A word-for-word copy of the entries below is required.
___
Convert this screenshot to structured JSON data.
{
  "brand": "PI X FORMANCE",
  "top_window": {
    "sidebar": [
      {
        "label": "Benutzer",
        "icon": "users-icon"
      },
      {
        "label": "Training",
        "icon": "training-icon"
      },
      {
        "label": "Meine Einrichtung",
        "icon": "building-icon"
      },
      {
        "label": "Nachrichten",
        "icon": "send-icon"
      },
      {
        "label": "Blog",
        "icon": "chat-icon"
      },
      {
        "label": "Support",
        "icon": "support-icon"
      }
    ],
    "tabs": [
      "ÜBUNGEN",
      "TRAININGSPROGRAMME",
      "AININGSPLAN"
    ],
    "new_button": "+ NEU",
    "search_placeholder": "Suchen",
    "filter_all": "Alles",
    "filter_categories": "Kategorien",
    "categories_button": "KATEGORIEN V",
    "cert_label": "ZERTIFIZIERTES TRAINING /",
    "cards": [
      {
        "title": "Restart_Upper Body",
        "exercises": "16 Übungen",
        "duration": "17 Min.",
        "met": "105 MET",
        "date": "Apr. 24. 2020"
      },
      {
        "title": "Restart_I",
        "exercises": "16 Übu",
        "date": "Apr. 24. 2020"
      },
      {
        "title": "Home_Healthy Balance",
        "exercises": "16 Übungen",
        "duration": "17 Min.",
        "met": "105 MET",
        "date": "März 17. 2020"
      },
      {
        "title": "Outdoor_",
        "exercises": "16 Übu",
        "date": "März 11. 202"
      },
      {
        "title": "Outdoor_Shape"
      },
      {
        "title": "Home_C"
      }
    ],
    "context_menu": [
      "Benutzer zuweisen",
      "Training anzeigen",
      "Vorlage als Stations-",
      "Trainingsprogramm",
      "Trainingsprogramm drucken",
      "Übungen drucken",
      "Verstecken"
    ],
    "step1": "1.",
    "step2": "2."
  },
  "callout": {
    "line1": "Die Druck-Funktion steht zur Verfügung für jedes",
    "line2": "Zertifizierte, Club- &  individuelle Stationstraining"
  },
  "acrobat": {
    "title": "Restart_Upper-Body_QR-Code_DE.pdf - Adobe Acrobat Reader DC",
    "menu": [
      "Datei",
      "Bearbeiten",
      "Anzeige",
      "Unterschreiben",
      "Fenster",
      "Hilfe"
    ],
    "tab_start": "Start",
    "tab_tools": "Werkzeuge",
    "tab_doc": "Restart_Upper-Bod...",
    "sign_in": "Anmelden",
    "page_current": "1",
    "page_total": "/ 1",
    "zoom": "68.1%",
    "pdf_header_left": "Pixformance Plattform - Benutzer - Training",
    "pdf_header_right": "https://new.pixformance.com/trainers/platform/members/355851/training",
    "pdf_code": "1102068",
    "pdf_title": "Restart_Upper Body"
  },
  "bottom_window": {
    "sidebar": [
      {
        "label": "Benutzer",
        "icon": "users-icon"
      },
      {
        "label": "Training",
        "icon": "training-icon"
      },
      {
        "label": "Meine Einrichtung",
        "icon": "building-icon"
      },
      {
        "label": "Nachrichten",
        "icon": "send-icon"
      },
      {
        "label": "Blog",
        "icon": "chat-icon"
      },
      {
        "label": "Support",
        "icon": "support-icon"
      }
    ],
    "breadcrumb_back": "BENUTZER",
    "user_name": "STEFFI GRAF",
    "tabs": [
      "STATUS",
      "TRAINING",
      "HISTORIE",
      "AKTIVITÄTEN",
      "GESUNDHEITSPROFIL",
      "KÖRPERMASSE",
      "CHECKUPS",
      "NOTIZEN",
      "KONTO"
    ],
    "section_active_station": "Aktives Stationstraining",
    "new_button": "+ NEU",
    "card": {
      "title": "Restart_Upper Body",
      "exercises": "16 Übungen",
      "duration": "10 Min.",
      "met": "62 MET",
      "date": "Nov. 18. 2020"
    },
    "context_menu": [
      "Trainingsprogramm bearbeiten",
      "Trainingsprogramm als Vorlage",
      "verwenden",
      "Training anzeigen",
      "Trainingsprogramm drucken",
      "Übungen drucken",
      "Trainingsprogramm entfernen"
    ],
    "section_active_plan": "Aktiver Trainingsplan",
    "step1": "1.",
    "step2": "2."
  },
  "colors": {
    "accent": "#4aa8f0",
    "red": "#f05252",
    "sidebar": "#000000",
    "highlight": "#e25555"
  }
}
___
Exercise response -
Convert this screenshot to structured JSON data.
{
  "brand": "PI X FORMANCE",
  "top_window": {
    "sidebar": [
      {
        "label": "Benutzer",
        "icon": "users-icon"
      },
      {
        "label": "Training",
        "icon": "training-icon"
      },
      {
        "label": "Meine Einrichtung",
        "icon": "building-icon"
      },
      {
        "label": "Nachrichten",
        "icon": "send-icon"
      },
      {
        "label": "Blog",
        "icon": "chat-icon"
      },
      {
        "label": "Support",
        "icon": "support-icon"
      }
    ],
    "tabs": [
      "ÜBUNGEN",
      "TRAININGSPROGRAMME",
      "AININGSPLAN"
    ],
    "new_button": "+ NEU",
    "search_placeholder": "Suchen",
    "filter_all": "Alles",
    "filter_categories": "Kategorien",
    "categories_button": "KATEGORIEN V",
    "cert_label": "ZERTIFIZIERTES TRAINING /",
    "cards": [
      {
        "title": "Restart_Upper Body",
        "exercises": "16 Übungen",
        "duration": "17 Min.",
        "met": "105 MET",
        "date": "Apr. 24. 2020"
      },
      {
        "title": "Restart_I",
        "exercises": "16 Übu",
        "date": "Apr. 24. 2020"
      },
      {
        "title": "Home_Healthy Balance",
        "exercises": "16 Übungen",
        "duration": "17 Min.",
        "met": "105 MET",
        "date": "März 17. 2020"
      },
      {
        "title": "Outdoor_",
        "exercises": "16 Übu",
        "date": "März 11. 202"
      },
      {
        "title": "Outdoor_Shape"
      },
      {
        "title": "Home_C"
      }
    ],
    "context_menu": [
      "Benutzer zuweisen",
      "Training anzeigen",
      "Vorlage als Stations-",
      "Trainingsprogramm",
      "Trainingsprogramm drucken",
      "Übungen drucken",
      "Verstecken"
    ],
    "step1": "1.",
    "step2": "2."
  },
  "callout": {
    "line1": "Die Druck-Funktion steht zur Verfügung für jedes",
    "line2": "Zertifizierte, Club- &  individuelle Stationstraining"
  },
  "acrobat": {
    "title": "Restart_Upper-Body_QR-Code_DE.pdf - Adobe Acrobat Reader DC",
    "menu": [
      "Datei",
      "Bearbeiten",
      "Anzeige",
      "Unterschreiben",
      "Fenster",
      "Hilfe"
    ],
    "tab_start": "Start",
    "tab_tools": "Werkzeuge",
    "tab_doc": "Restart_Upper-Bod...",
    "sign_in": "Anmelden",
    "page_current": "1",
    "page_total": "/ 1",
    "zoom": "68.1%",
    "pdf_header_left": "Pixformance Plattform - Benutzer - Training",
    "pdf_header_right": "https://new.pixformance.com/trainers/platform/members/355851/training",
    "pdf_code": "1102068",
    "pdf_title": "Restart_Upper Body"
  },
  "bottom_window": {
    "sidebar": [
      {
        "label": "Benutzer",
        "icon": "users-icon"
      },
      {
        "label": "Training",
        "icon": "training-icon"
      },
      {
        "label": "Meine Einrichtung",
        "icon": "building-icon"
      },
      {
        "label": "Nachrichten",
        "icon": "send-icon"
      },
      {
        "label": "Blog",
        "icon": "chat-icon"
      },
      {
        "label": "Support",
        "icon": "support-icon"
      }
    ],
    "breadcrumb_back": "BENUTZER",
    "user_name": "STEFFI GRAF",
    "tabs": [
      "STATUS",
      "TRAINING",
      "HISTORIE",
      "AKTIVITÄTEN",
      "GESUNDHEITSPROFIL",
      "KÖRPERMASSE",
      "CHECKUPS",
      "NOTIZEN",
      "KONTO"
    ],
    "section_active_station": "Aktives Stationstraining",
    "new_button": "+ NEU",
    "card": {
      "title": "Restart_Upper Body",
      "exercises": "16 Übungen",
      "duration": "10 Min.",
      "met": "62 MET",
      "date": "Nov. 18. 2020"
    },
    "context_menu": [
      "Trainingsprogramm bearbeiten",
      "Trainingsprogramm als Vorlage",
      "verwenden",
      "Training anzeigen",
      "Trainingsprogramm drucken",
      "Übungen drucken",
      "Trainingsprogramm entfernen"
    ],
    "section_active_plan": "Aktiver Trainingsplan",
    "step1": "1.",
    "step2": "2."
  },
  "colors": {
    "accent": "#4aa8f0",
    "red": "#f05252",
    "sidebar": "#000000",
    "highlight": "#e25555"
  }
}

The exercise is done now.